Zones 6 – 11; full sun; 12 – 24 inches tall

Proven Winners Stratosphere Gaura

Fall Flowering Drought Tolerant Perennials

Sedum sp.

Sedums are a classic choice for low water gardens. There are both spreading and upright forms. The upright cultivar Rock ‘N Grow® ‘Maestro’ puts on a spectacular autumn show with abundant bright purple bloom stalks and pink flowers.

Zones 3 – 9; full sun; 24 – 30 inches tall

Proven Winners Maestro Sedum
Aster sp.

What would the fall garden be without asters? I’m love the bold pink blooms of this Pink Mist aster, which produces an abundance of large blooms on compact plants from late summer through fall.

Zones 4 – 8; full sun; 12 – 16 inches tall

Proven Winners aster


Bluebeard
(Caryopteris sp.)

Caryopteris blooms are a splash of cool blue at the end of summer. Sunshine Blue® Caryopteris incana is one I grow. I love the color combination of the neon yellow foliage and periwinkle flowers.

Zones 5 – 11; full sun; 36 – 48 inches tall

Proven Winners Sunshine Blue Caryopteris

Drought Tolerant Perennials Prized for their Foliage

Ornamental Grasses

Pair ornamental grasses with bold blooms or fleshy leaves to create an interesting texture combination. ‘Cheyenne Sky’ Red Switch Grass (Panicum) is part of my Proven Winners® Platinum Collection. It’s a chameleon that changes from blue-green to wine red over the course of the summer.

Zones 4 – 9; full sun; 30 – 36 inches tall

Proven Winners Cheyenne Sky Switch Grass drought tolerant perennial

Heuchera sp.

You’ll be amazed at the variety of color and pattern available with such an easy care plant. I’m a huge fan of the varieties in the Dolce® Series, which range in color from chartreuse to almost black.

Zones 4 – 9; full sun to partial shade; 8 – 16 inches tall

Proven Winners Dolce Heuchera drought tolerant perennial

Wood Spurge (Euphorbia amygdaliodes)

This plant blooms in spring, but the foliage is its greatest asset. The cultivar ‘Helena’s Blush’ has variegated green and white leaves that develop bright pink highlights as the temperatures cool in autumn.

Zones 6 – 9; full sun; 16 – 20 inches tall and 20 inches wide

Proven Winners Helena's Blush Euphorbia

Good to Know

Even drought tolerant plants need water just after planting, water your newly planted drought tolerant perennials weekly the first growing season.

Sunpatiens Impatiens

How I Use SunPatiens Around Moss Mountain Farm

It’s always an exciting day when SunPatiens arrive at the farm!
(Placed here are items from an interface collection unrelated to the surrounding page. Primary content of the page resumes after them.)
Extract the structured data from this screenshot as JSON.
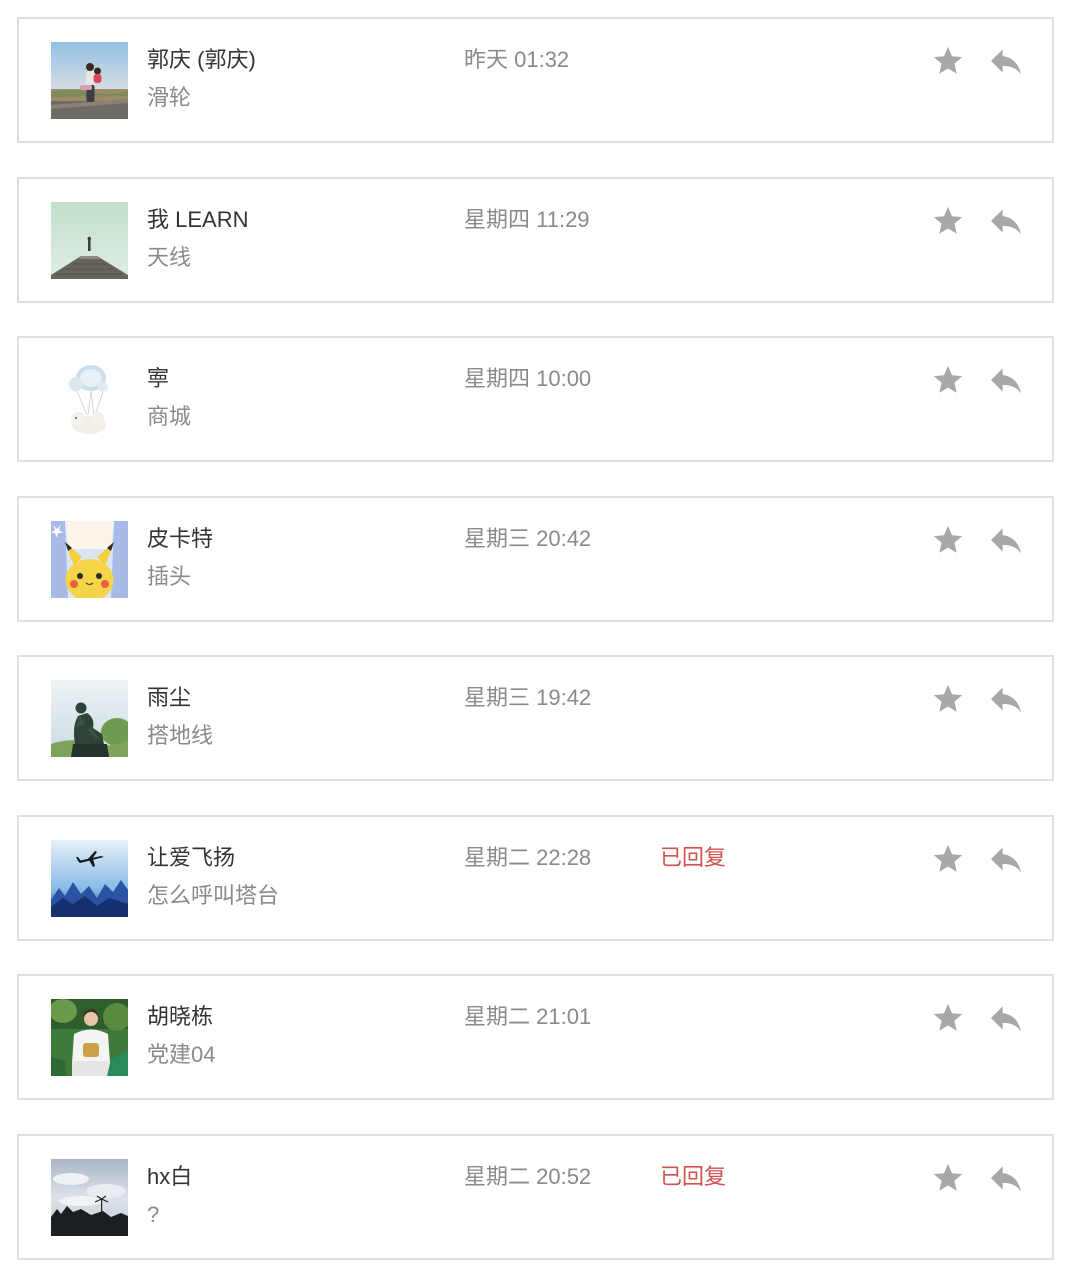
{
  "colors": {
    "name": "#333333",
    "meta": "#8a8a8a",
    "replied": "#d35050",
    "icon": "#a8a8a8",
    "border": "#dfdfdf"
  },
  "actions": {
    "star_icon": "star-icon",
    "reply_icon": "reply-icon"
  },
  "messages": [
    {
      "name": "郭庆 (郭庆)",
      "time": "昨天 01:32",
      "content": "滑轮"
    },
    {
      "name": "我 LEARN",
      "time": "星期四 11:29",
      "content": "天线"
    },
    {
      "name": "寕",
      "time": "星期四 10:00",
      "content": "商城"
    },
    {
      "name": "皮卡特",
      "time": "星期三 20:42",
      "content": "插头"
    },
    {
      "name": "雨尘",
      "time": "星期三 19:42",
      "content": "搭地线"
    },
    {
      "name": "让爱飞扬",
      "time": "星期二 22:28",
      "status": "已回复",
      "content": "怎么呼叫塔台"
    },
    {
      "name": "胡晓栋",
      "time": "星期二 21:01",
      "content": "党建04"
    },
    {
      "name": "hx白",
      "time": "星期二 20:52",
      "status": "已回复",
      "content": "?"
    }
  ]
}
When I see them coming off the truck, the ideas start flowing. I think about where I’m going to plant them, which colors I’ll plant together and which containers or beds I’ll put them in. With the various types and colors of SunPatiens, it’s easy to incorporate them all over the property. Read more

AM Leonard soil knife

Equipment for Gardening in Comfort

All that kneeling, stooping and squatting in the garden can really wear us out. And sometimes hauling heavy things from one place to another just isn’t doable, especially when there’s a long list of to-dos. There are a couple pieces of equipment I keep on hand to make garden tasks a little easier. Read more